_THE TASK_
Report how many lines in the records below contain the word "this". Give only the number.
+++ RECORDS TO PROCESS
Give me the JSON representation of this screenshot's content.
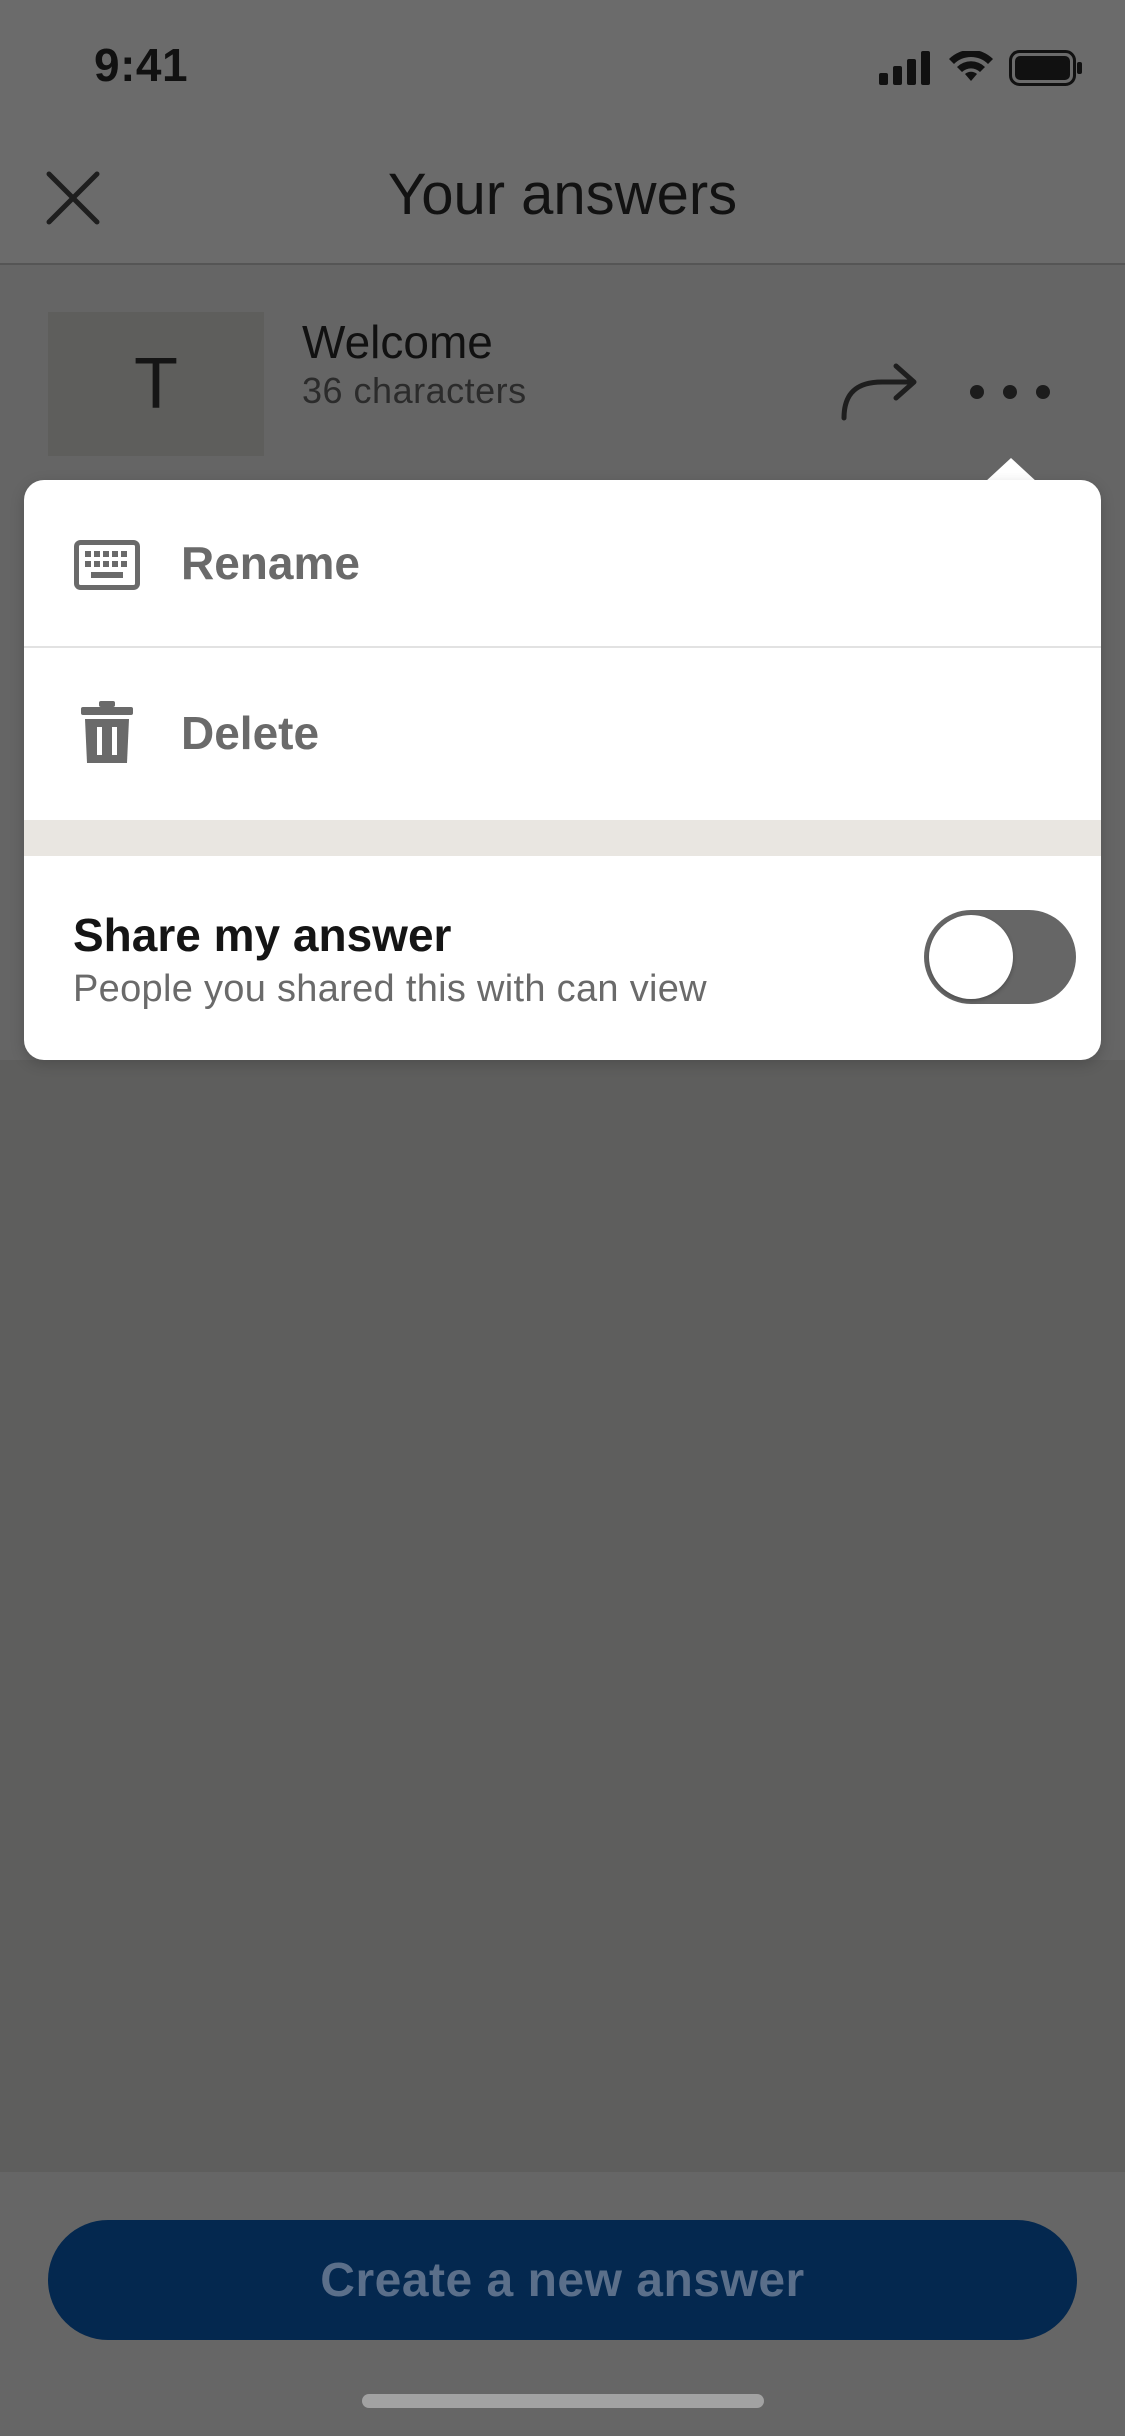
{
  "status_bar": {
    "time": "9:41",
    "icons": [
      "signal-icon",
      "wifi-icon",
      "battery-icon"
    ]
  },
  "header": {
    "title": "Your answers",
    "close_icon": "close-icon"
  },
  "answer": {
    "thumb_letter": "T",
    "title": "Welcome",
    "subtitle": "36 characters",
    "share_icon": "share-arrow-icon",
    "more_icon": "more-dots-icon"
  },
  "menu": {
    "items": [
      {
        "label": "Rename",
        "icon": "keyboard-icon"
      },
      {
        "label": "Delete",
        "icon": "trash-icon"
      }
    ],
    "share": {
      "title": "Share my answer",
      "description": "People you shared this with can view",
      "enabled": false
    }
  },
  "bottom": {
    "create_label": "Create a new answer"
  },
  "colors": {
    "primary_button": "#04284f",
    "overlay": "#656565",
    "separator": "#e9e6e1"
  }
}
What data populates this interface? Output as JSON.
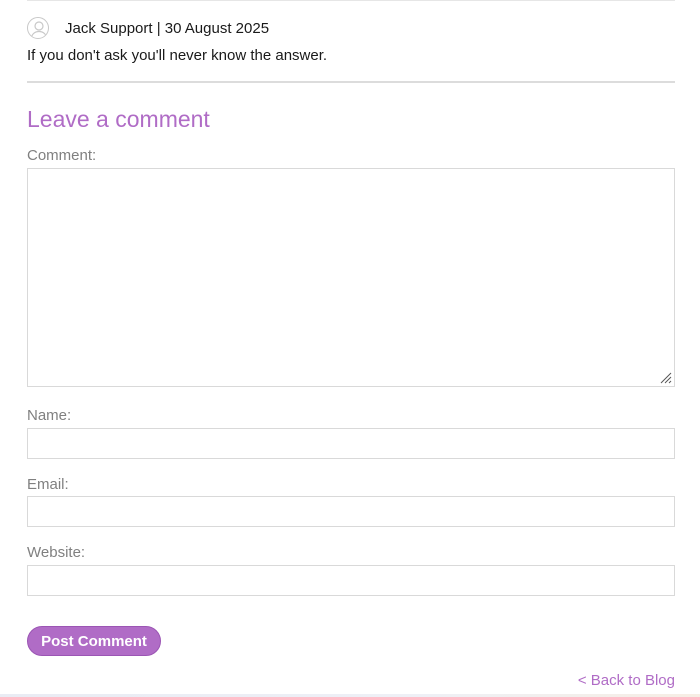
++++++
_OUTPUT OF THE EXERCISE_
3